══ Supplied records ══
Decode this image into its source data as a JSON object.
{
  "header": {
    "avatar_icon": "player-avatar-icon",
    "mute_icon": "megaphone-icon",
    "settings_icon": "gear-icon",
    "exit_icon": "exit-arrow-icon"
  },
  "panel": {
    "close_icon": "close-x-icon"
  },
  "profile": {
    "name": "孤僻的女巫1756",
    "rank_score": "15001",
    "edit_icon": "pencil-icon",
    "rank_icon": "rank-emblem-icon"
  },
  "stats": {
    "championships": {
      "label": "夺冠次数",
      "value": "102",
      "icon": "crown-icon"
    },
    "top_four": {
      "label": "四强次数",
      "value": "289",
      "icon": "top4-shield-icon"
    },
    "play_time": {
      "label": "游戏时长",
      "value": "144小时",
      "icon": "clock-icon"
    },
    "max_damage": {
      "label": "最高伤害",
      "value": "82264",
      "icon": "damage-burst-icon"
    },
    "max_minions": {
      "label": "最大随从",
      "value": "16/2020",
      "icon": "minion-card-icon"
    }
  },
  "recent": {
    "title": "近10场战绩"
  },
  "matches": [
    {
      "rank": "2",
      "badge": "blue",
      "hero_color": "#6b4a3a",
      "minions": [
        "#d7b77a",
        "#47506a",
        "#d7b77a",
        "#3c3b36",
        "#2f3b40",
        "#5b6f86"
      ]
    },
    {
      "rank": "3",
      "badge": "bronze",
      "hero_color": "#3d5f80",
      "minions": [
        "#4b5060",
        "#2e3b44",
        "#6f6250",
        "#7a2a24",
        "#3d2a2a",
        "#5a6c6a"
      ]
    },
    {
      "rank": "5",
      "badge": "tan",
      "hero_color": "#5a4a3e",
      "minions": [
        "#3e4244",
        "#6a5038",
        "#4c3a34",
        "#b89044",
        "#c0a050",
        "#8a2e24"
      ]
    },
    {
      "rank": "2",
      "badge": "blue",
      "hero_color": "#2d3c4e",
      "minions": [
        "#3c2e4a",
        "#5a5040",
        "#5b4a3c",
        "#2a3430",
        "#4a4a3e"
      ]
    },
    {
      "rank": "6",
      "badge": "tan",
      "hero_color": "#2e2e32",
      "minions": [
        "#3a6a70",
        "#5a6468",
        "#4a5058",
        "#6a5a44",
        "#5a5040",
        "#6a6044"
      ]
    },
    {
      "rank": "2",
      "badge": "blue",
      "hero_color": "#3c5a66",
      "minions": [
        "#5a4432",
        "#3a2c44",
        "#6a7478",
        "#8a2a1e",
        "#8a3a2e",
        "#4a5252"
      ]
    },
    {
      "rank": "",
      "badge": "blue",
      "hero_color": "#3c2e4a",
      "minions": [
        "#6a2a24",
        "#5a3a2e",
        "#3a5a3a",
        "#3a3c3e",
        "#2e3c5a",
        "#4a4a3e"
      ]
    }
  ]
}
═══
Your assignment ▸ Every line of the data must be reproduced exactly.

Response to the exercise ▸
Decode this image into its source data as a JSON object.
{
  "header": {
    "avatar_icon": "player-avatar-icon",
    "mute_icon": "megaphone-icon",
    "settings_icon": "gear-icon",
    "exit_icon": "exit-arrow-icon"
  },
  "panel": {
    "close_icon": "close-x-icon"
  },
  "profile": {
    "name": "孤僻的女巫1756",
    "rank_score": "15001",
    "edit_icon": "pencil-icon",
    "rank_icon": "rank-emblem-icon"
  },
  "stats": {
    "championships": {
      "label": "夺冠次数",
      "value": "102",
      "icon": "crown-icon"
    },
    "top_four": {
      "label": "四强次数",
      "value": "289",
      "icon": "top4-shield-icon"
    },
    "play_time": {
      "label": "游戏时长",
      "value": "144小时",
      "icon": "clock-icon"
    },
    "max_damage": {
      "label": "最高伤害",
      "value": "82264",
      "icon": "damage-burst-icon"
    },
    "max_minions": {
      "label": "最大随从",
      "value": "16/2020",
      "icon": "minion-card-icon"
    }
  },
  "recent": {
    "title": "近10场战绩"
  },
  "matches": [
    {
      "rank": "2",
      "badge": "blue",
      "hero_color": "#6b4a3a",
      "minions": [
        "#d7b77a",
        "#47506a",
        "#d7b77a",
        "#3c3b36",
        "#2f3b40",
        "#5b6f86"
      ]
    },
    {
      "rank": "3",
      "badge": "bronze",
      "hero_color": "#3d5f80",
      "minions": [
        "#4b5060",
        "#2e3b44",
        "#6f6250",
        "#7a2a24",
        "#3d2a2a",
        "#5a6c6a"
      ]
    },
    {
      "rank": "5",
      "badge": "tan",
      "hero_color": "#5a4a3e",
      "minions": [
        "#3e4244",
        "#6a5038",
        "#4c3a34",
        "#b89044",
        "#c0a050",
        "#8a2e24"
      ]
    },
    {
      "rank": "2",
      "badge": "blue",
      "hero_color": "#2d3c4e",
      "minions": [
        "#3c2e4a",
        "#5a5040",
        "#5b4a3c",
        "#2a3430",
        "#4a4a3e"
      ]
    },
    {
      "rank": "6",
      "badge": "tan",
      "hero_color": "#2e2e32",
      "minions": [
        "#3a6a70",
        "#5a6468",
        "#4a5058",
        "#6a5a44",
        "#5a5040",
        "#6a6044"
      ]
    },
    {
      "rank": "2",
      "badge": "blue",
      "hero_color": "#3c5a66",
      "minions": [
        "#5a4432",
        "#3a2c44",
        "#6a7478",
        "#8a2a1e",
        "#8a3a2e",
        "#4a5252"
      ]
    },
    {
      "rank": "",
      "badge": "blue",
      "hero_color": "#3c2e4a",
      "minions": [
        "#6a2a24",
        "#5a3a2e",
        "#3a5a3a",
        "#3a3c3e",
        "#2e3c5a",
        "#4a4a3e"
      ]
    }
  ]
}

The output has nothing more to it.